§ **Description of the task**:
Would you reproduce every line of the material exactly?

§ **Source material**:
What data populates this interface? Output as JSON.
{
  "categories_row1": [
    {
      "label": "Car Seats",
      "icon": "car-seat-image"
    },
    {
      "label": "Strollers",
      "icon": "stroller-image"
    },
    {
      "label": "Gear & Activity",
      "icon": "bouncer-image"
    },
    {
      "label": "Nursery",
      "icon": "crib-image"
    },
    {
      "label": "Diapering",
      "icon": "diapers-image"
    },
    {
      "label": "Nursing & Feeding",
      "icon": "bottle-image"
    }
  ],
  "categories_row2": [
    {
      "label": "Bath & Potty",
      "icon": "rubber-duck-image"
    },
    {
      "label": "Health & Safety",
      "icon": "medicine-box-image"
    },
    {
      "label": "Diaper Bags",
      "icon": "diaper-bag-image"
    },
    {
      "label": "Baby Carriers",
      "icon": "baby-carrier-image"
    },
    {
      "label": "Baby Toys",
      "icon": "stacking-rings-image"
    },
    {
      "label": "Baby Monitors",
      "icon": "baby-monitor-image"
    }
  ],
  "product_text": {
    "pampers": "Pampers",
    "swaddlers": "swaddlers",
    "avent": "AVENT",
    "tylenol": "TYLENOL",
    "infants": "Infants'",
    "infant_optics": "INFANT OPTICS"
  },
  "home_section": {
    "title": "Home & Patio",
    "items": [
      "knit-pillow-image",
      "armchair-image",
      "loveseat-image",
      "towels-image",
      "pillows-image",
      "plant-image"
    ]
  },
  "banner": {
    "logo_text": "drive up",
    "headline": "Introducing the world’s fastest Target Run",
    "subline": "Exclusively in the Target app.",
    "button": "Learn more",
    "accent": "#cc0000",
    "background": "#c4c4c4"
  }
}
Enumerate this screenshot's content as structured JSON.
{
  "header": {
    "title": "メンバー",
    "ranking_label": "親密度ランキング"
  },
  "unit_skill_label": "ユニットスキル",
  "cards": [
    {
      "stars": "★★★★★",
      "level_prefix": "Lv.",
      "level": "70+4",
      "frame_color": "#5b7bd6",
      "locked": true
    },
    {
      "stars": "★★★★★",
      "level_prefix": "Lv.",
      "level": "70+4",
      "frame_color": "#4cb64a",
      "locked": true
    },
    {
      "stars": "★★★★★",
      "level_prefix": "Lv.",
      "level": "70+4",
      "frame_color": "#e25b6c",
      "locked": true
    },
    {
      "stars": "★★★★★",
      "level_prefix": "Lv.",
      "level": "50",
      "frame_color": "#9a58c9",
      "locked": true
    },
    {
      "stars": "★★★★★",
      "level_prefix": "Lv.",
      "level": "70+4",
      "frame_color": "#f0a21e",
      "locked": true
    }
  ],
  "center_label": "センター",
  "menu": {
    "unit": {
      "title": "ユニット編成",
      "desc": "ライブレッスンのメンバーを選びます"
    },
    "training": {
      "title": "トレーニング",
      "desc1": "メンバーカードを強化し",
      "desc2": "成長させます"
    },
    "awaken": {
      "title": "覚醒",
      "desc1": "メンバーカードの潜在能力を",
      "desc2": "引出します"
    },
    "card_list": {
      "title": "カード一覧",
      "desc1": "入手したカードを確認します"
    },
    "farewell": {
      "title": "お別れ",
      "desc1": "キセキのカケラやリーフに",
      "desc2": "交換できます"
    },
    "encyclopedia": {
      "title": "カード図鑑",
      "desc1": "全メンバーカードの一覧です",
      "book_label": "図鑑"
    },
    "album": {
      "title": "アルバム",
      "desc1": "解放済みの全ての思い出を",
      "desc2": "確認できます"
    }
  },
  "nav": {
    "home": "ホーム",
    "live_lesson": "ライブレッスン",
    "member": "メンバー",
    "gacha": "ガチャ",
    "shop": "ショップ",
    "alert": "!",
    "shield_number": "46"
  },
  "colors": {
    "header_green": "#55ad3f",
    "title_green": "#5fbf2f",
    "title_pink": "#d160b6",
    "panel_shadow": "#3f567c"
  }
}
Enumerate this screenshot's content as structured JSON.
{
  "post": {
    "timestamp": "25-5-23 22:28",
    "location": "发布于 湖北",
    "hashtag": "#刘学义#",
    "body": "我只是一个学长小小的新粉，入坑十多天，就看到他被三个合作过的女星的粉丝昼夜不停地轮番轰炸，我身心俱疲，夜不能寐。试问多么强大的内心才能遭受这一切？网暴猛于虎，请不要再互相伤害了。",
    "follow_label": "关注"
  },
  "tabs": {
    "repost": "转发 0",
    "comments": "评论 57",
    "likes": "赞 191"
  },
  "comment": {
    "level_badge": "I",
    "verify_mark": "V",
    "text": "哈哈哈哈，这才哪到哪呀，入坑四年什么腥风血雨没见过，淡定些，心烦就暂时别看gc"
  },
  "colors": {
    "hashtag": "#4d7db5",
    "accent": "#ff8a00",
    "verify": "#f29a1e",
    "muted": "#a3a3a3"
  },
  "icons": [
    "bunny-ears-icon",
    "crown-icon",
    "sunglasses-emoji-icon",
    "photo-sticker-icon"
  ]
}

§ **Answer box**:
What data populates this interface? Output as JSON.
{
  "categories_row1": [
    {
      "label": "Car Seats",
      "icon": "car-seat-image"
    },
    {
      "label": "Strollers",
      "icon": "stroller-image"
    },
    {
      "label": "Gear & Activity",
      "icon": "bouncer-image"
    },
    {
      "label": "Nursery",
      "icon": "crib-image"
    },
    {
      "label": "Diapering",
      "icon": "diapers-image"
    },
    {
      "label": "Nursing & Feeding",
      "icon": "bottle-image"
    }
  ],
  "categories_row2": [
    {
      "label": "Bath & Potty",
      "icon": "rubber-duck-image"
    },
    {
      "label": "Health & Safety",
      "icon": "medicine-box-image"
    },
    {
      "label": "Diaper Bags",
      "icon": "diaper-bag-image"
    },
    {
      "label": "Baby Carriers",
      "icon": "baby-carrier-image"
    },
    {
      "label": "Baby Toys",
      "icon": "stacking-rings-image"
    },
    {
      "label": "Baby Monitors",
      "icon": "baby-monitor-image"
    }
  ],
  "product_text": {
    "pampers": "Pampers",
    "swaddlers": "swaddlers",
    "avent": "AVENT",
    "tylenol": "TYLENOL",
    "infants": "Infants'",
    "infant_optics": "INFANT OPTICS"
  },
  "home_section": {
    "title": "Home & Patio",
    "items": [
      "knit-pillow-image",
      "armchair-image",
      "loveseat-image",
      "towels-image",
      "pillows-image",
      "plant-image"
    ]
  },
  "banner": {
    "logo_text": "drive up",
    "headline": "Introducing the world’s fastest Target Run",
    "subline": "Exclusively in the Target app.",
    "button": "Learn more",
    "accent": "#cc0000",
    "background": "#c4c4c4"
  }
}
Enumerate this screenshot's content as structured JSON.
{
  "header": {
    "title": "メンバー",
    "ranking_label": "親密度ランキング"
  },
  "unit_skill_label": "ユニットスキル",
  "cards": [
    {
      "stars": "★★★★★",
      "level_prefix": "Lv.",
      "level": "70+4",
      "frame_color": "#5b7bd6",
      "locked": true
    },
    {
      "stars": "★★★★★",
      "level_prefix": "Lv.",
      "level": "70+4",
      "frame_color": "#4cb64a",
      "locked": true
    },
    {
      "stars": "★★★★★",
      "level_prefix": "Lv.",
      "level": "70+4",
      "frame_color": "#e25b6c",
      "locked": true
    },
    {
      "stars": "★★★★★",
      "level_prefix": "Lv.",
      "level": "50",
      "frame_color": "#9a58c9",
      "locked": true
    },
    {
      "stars": "★★★★★",
      "level_prefix": "Lv.",
      "level": "70+4",
      "frame_color": "#f0a21e",
      "locked": true
    }
  ],
  "center_label": "センター",
  "menu": {
    "unit": {
      "title": "ユニット編成",
      "desc": "ライブレッスンのメンバーを選びます"
    },
    "training": {
      "title": "トレーニング",
      "desc1": "メンバーカードを強化し",
      "desc2": "成長させます"
    },
    "awaken": {
      "title": "覚醒",
      "desc1": "メンバーカードの潜在能力を",
      "desc2": "引出します"
    },
    "card_list": {
      "title": "カード一覧",
      "desc1": "入手したカードを確認します"
    },
    "farewell": {
      "title": "お別れ",
      "desc1": "キセキのカケラやリーフに",
      "desc2": "交換できます"
    },
    "encyclopedia": {
      "title": "カード図鑑",
      "desc1": "全メンバーカードの一覧です",
      "book_label": "図鑑"
    },
    "album": {
      "title": "アルバム",
      "desc1": "解放済みの全ての思い出を",
      "desc2": "確認できます"
    }
  },
  "nav": {
    "home": "ホーム",
    "live_lesson": "ライブレッスン",
    "member": "メンバー",
    "gacha": "ガチャ",
    "shop": "ショップ",
    "alert": "!",
    "shield_number": "46"
  },
  "colors": {
    "header_green": "#55ad3f",
    "title_green": "#5fbf2f",
    "title_pink": "#d160b6",
    "panel_shadow": "#3f567c"
  }
}
Enumerate this screenshot's content as structured JSON.
{
  "post": {
    "timestamp": "25-5-23 22:28",
    "location": "发布于 湖北",
    "hashtag": "#刘学义#",
    "body": "我只是一个学长小小的新粉，入坑十多天，就看到他被三个合作过的女星的粉丝昼夜不停地轮番轰炸，我身心俱疲，夜不能寐。试问多么强大的内心才能遭受这一切？网暴猛于虎，请不要再互相伤害了。",
    "follow_label": "关注"
  },
  "tabs": {
    "repost": "转发 0",
    "comments": "评论 57",
    "likes": "赞 191"
  },
  "comment": {
    "level_badge": "I",
    "verify_mark": "V",
    "text": "哈哈哈哈，这才哪到哪呀，入坑四年什么腥风血雨没见过，淡定些，心烦就暂时别看gc"
  },
  "colors": {
    "hashtag": "#4d7db5",
    "accent": "#ff8a00",
    "verify": "#f29a1e",
    "muted": "#a3a3a3"
  },
  "icons": [
    "bunny-ears-icon",
    "crown-icon",
    "sunglasses-emoji-icon",
    "photo-sticker-icon"
  ]
}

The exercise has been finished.